Five lawmakers are looking over the proposed sexual harassment laws, which would also extend what we call a statute of limitations in the U.S., or the amount of time an alleged victim has to report the crime occurs. France has proposed expanding the limit to 30 years from the current 20 years after the assault. If the law is passed, France will join countries like Portugal, Argentina, and Belgium where catcalling is already illegal.
According to the British advocacy group Stop Street Harassment, around 65 percent of all women and 25 percent of men have experienced:
Catcalls, sexually explicit comments, homophobic slurs, groping, leering, stalking, flashing, and assault.
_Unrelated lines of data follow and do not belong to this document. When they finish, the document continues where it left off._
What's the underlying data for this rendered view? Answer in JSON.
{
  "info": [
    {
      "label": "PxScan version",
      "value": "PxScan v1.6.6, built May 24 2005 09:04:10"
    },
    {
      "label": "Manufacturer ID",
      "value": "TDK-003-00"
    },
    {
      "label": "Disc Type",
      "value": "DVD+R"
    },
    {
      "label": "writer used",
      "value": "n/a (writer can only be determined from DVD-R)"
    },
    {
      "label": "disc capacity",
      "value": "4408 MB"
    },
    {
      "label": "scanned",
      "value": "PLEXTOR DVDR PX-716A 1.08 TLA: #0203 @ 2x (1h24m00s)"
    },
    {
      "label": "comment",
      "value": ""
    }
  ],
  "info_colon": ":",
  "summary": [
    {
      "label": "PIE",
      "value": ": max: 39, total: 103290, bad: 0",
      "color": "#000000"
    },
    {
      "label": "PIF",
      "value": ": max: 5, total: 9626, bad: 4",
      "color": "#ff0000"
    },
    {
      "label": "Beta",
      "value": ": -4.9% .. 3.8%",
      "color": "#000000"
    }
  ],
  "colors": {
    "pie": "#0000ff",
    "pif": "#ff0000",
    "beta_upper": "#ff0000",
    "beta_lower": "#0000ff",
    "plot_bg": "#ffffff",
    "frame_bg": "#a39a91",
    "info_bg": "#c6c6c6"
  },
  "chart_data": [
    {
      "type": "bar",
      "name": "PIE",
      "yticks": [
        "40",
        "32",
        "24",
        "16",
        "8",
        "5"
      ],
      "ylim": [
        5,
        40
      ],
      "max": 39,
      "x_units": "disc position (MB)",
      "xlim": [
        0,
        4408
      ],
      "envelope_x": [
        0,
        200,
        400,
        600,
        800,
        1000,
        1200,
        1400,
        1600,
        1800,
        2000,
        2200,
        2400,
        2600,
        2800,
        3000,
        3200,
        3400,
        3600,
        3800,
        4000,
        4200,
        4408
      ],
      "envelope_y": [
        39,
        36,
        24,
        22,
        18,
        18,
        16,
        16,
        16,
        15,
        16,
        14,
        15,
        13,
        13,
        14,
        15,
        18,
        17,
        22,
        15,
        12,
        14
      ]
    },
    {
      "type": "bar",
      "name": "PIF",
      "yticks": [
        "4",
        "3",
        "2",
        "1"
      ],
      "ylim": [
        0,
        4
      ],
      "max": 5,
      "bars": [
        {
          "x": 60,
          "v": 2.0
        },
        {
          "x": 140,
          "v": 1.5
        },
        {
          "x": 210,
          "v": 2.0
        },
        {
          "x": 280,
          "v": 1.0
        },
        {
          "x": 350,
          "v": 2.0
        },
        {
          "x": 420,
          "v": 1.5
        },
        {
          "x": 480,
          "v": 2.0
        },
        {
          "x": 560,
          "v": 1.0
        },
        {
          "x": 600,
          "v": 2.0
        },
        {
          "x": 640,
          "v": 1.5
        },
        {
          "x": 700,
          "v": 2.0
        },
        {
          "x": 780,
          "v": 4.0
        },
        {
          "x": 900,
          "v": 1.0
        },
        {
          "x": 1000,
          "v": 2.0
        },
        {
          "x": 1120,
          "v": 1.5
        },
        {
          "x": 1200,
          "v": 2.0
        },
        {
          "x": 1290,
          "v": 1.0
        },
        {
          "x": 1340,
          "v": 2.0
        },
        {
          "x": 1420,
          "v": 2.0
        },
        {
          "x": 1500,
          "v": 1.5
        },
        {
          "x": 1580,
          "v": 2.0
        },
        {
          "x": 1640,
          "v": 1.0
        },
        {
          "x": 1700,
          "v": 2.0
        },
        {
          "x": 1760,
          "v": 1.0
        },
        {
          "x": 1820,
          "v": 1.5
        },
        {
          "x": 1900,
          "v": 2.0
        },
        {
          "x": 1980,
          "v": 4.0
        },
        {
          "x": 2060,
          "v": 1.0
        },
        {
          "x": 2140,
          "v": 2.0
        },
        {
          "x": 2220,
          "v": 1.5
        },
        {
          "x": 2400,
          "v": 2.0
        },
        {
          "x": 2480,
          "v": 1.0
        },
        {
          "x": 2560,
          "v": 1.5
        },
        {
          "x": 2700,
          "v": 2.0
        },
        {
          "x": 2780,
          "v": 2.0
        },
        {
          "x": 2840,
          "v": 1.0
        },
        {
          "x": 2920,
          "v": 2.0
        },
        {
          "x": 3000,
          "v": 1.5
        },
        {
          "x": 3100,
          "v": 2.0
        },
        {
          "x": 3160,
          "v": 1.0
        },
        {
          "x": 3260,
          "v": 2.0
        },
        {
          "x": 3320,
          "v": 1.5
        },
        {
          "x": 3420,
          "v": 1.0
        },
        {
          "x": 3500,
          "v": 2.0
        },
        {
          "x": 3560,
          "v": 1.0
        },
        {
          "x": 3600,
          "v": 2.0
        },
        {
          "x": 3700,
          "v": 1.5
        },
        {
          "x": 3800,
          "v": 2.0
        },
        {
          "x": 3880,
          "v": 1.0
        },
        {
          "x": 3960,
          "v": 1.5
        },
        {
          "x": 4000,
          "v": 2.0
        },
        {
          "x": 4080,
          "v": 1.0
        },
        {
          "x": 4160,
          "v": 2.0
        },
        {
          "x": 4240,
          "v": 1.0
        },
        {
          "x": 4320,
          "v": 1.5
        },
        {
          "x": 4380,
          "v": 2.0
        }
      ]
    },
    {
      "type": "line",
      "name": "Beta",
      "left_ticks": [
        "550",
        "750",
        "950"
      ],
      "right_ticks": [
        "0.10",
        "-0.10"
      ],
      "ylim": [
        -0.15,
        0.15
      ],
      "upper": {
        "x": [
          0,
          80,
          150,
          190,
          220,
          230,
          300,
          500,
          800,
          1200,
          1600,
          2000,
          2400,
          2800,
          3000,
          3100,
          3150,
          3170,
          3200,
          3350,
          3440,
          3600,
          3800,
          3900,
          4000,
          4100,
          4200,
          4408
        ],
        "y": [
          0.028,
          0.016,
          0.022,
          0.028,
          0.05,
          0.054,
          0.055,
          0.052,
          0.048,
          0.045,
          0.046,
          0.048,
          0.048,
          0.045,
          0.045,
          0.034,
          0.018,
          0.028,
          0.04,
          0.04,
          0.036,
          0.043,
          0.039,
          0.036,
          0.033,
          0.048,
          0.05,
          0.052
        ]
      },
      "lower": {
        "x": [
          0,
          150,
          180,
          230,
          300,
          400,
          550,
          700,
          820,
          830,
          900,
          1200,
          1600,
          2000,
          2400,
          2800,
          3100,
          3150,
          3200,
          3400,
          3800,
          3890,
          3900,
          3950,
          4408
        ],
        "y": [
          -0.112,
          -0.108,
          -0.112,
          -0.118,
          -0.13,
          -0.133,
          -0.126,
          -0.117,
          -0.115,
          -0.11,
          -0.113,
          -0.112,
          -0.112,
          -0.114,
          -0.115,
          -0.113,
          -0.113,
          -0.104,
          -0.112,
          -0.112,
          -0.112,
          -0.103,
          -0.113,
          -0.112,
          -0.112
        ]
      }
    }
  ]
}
Catcalling and street harassment aren't new. But women and femme-identifying people have recently started speaking out more about being accosted on the streets where they live. Noa Jansma, a young student living in the Netherlands, decided to try a social experiment for a recent class called @dearcatcallers. Her class had a discussion about the nature of catcalling, and she told BuzzFeed:
I realized that half of the class, the women, knew what I was talking about and lived it on a daily basis. And the other half, the men, didn't even think that this is still happening. They were really surprised and curious. Some of them even did not believe me.
For one month, Jansma asked every man who harassed her on the street to take a selfie with her, and she wrote what they had said in the caption (for instance, the man in the photo above said, "I know what I would do with you, baby"). In one month, she took 24 photos... and all of the men were happy to have their picture taken with a woman they had recently harassed. Unaware, apparently, that they had done anything wrong. Jansma told BuzzFeed:
Most of the time they have their thumbs up, they're happy because they honestly think that they're complimenting me. They really didn't care about me. They never realized that I was unhappy.
As more and more women join the #MeToo campaign (sharing their stories of sexual harassment and abuse), as the Hollywood producers of the world are being held accountable, and as governments are beginning to take the every day threat of street harassment seriously, it seems the world might be shifting. To a place where, as Schiappa told Le Croix newspaper:
The idea is that society as a whole redefines what it is acceptable or not.
Sexual harassment, in the street or the office or the home, is not acceptable. And it's never, ever a compliment.